Collected data:
***

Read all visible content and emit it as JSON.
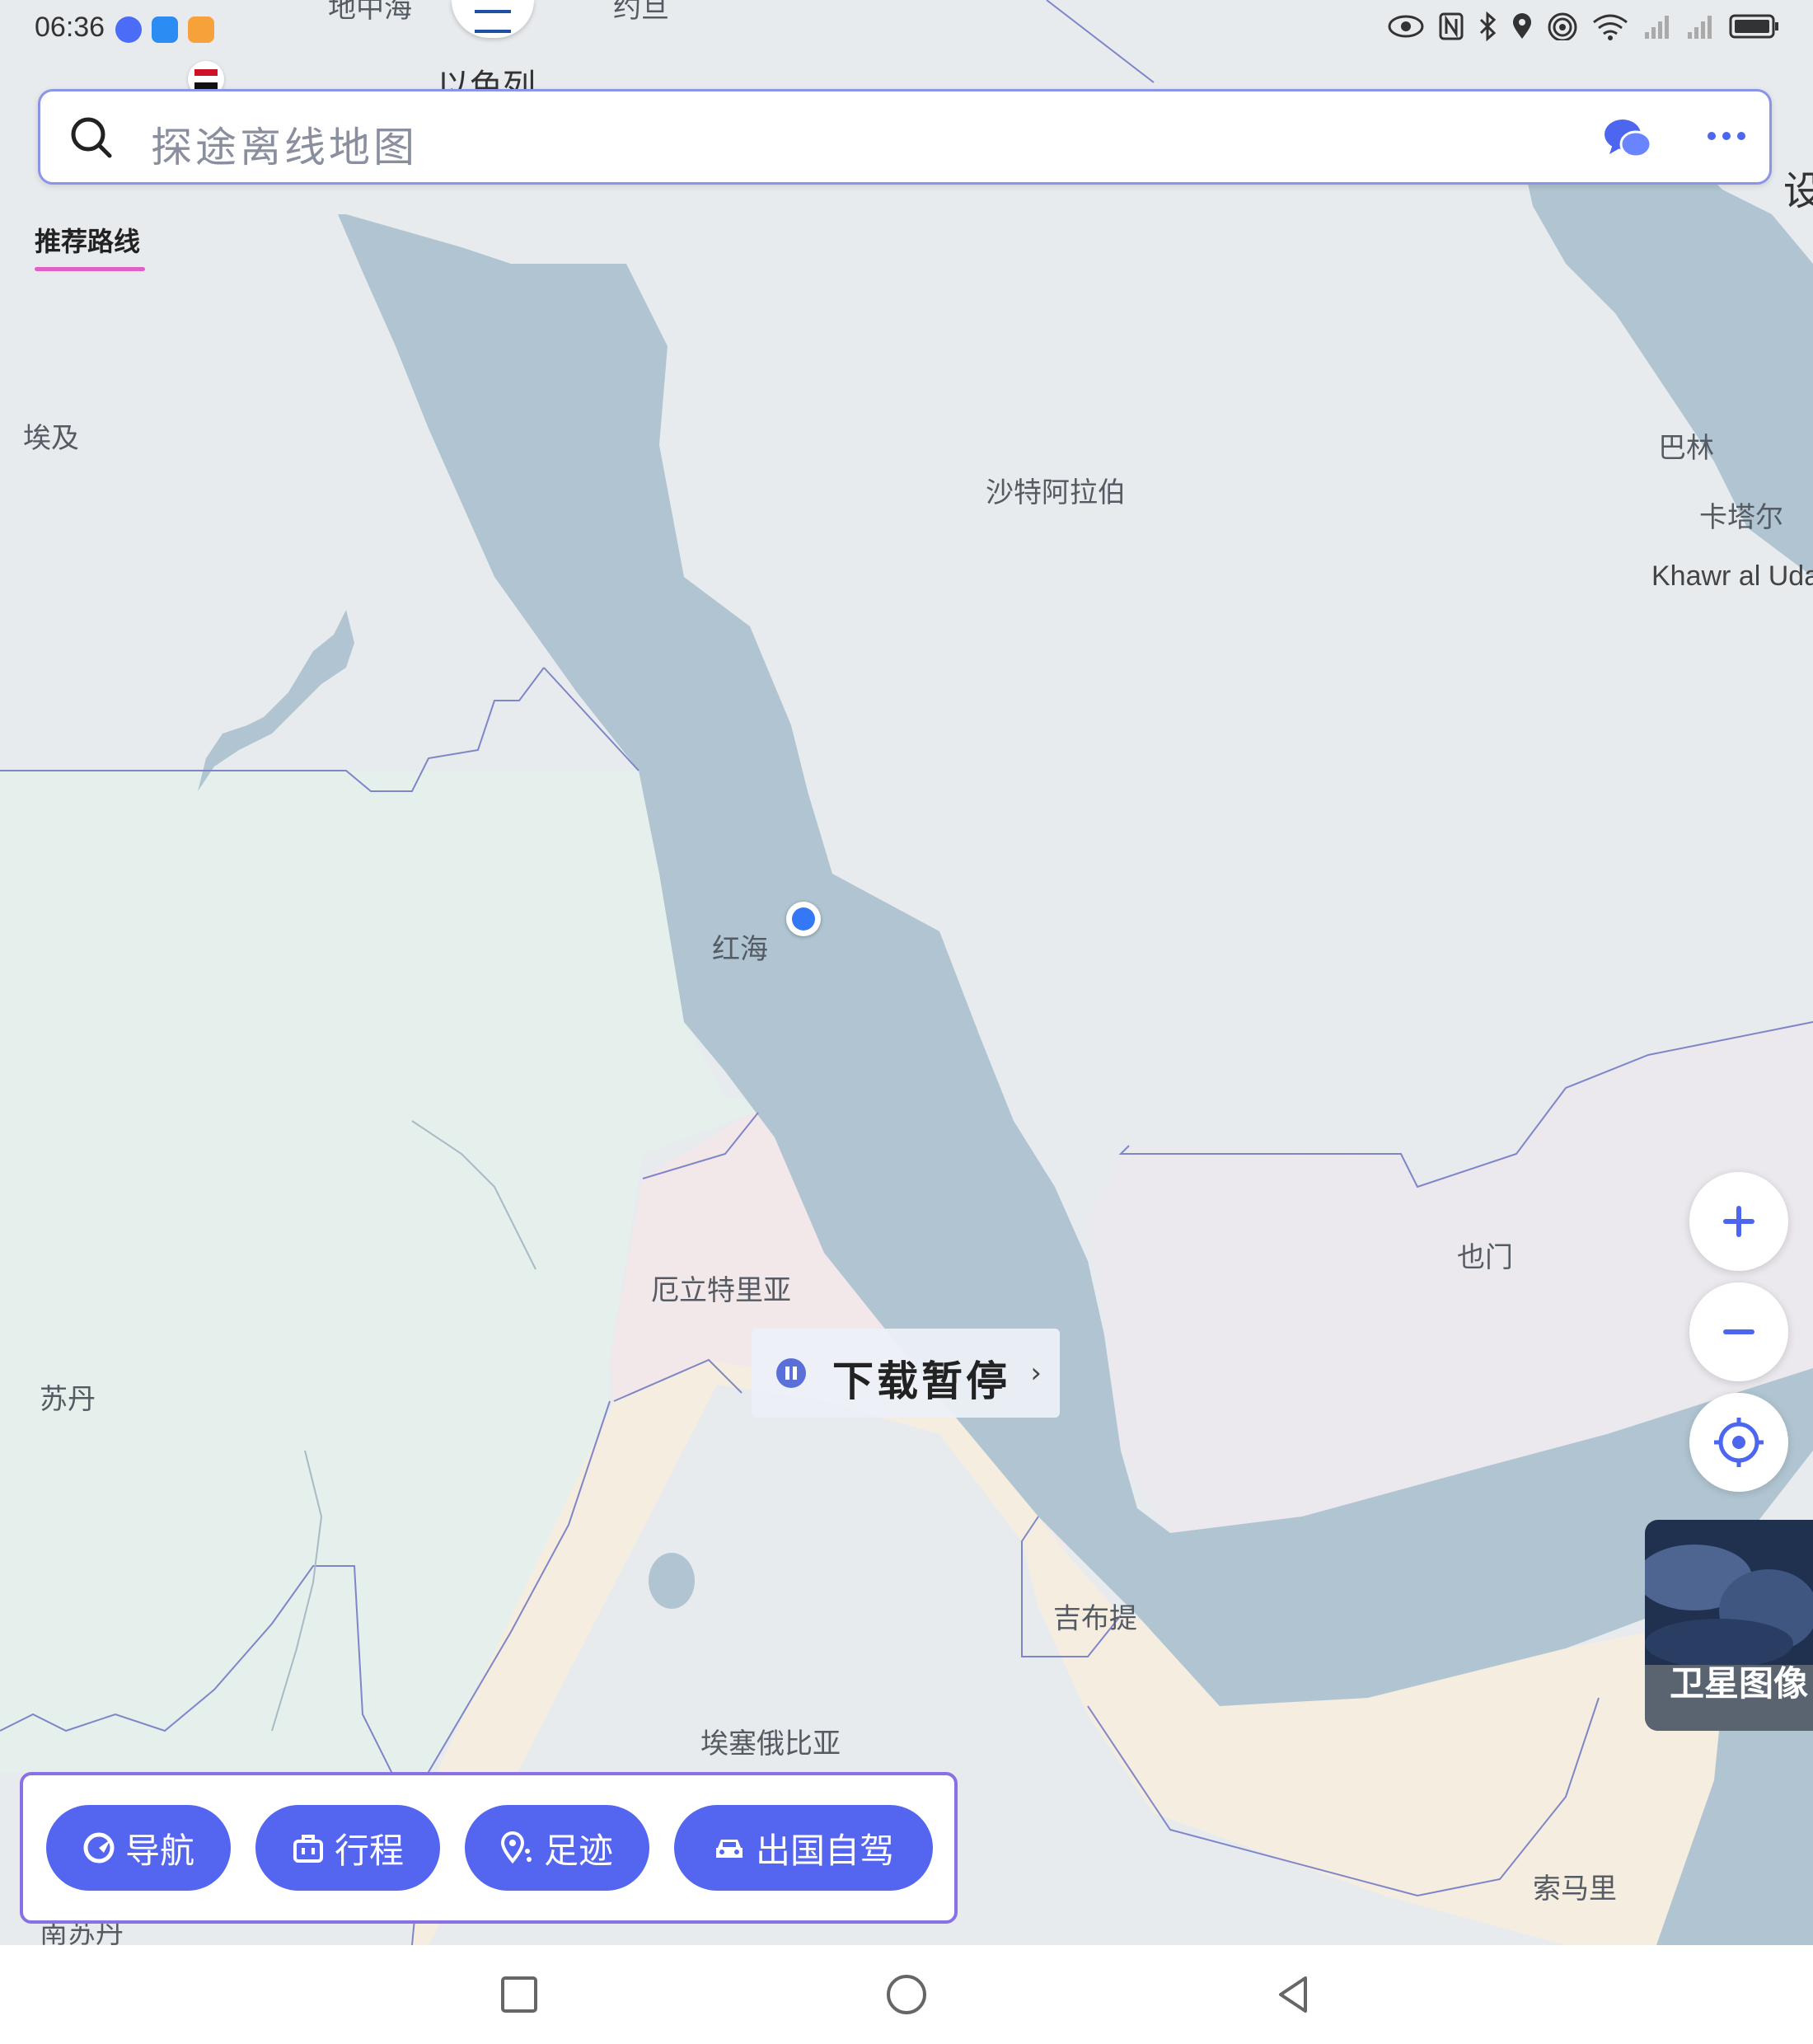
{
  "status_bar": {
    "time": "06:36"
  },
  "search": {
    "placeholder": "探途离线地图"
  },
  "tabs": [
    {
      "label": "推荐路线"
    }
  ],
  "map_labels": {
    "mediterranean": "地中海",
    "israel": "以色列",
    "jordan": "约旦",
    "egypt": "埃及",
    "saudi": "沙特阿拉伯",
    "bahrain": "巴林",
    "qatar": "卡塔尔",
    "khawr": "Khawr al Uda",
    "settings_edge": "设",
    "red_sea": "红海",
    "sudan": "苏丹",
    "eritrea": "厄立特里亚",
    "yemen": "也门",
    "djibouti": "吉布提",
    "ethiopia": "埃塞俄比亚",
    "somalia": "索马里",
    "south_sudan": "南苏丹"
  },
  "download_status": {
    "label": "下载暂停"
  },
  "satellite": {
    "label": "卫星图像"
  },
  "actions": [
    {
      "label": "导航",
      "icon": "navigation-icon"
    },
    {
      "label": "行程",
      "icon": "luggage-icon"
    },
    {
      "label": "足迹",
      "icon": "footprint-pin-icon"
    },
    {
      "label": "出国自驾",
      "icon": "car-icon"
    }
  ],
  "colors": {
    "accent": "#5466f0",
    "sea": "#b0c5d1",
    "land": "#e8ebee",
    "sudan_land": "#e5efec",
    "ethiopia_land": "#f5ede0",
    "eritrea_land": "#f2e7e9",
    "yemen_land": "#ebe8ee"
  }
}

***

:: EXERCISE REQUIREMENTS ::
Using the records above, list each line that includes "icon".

:: RESPONSE ::
      "icon": "navigation-icon"
      "icon": "luggage-icon"
      "icon": "footprint-pin-icon"
      "icon": "car-icon"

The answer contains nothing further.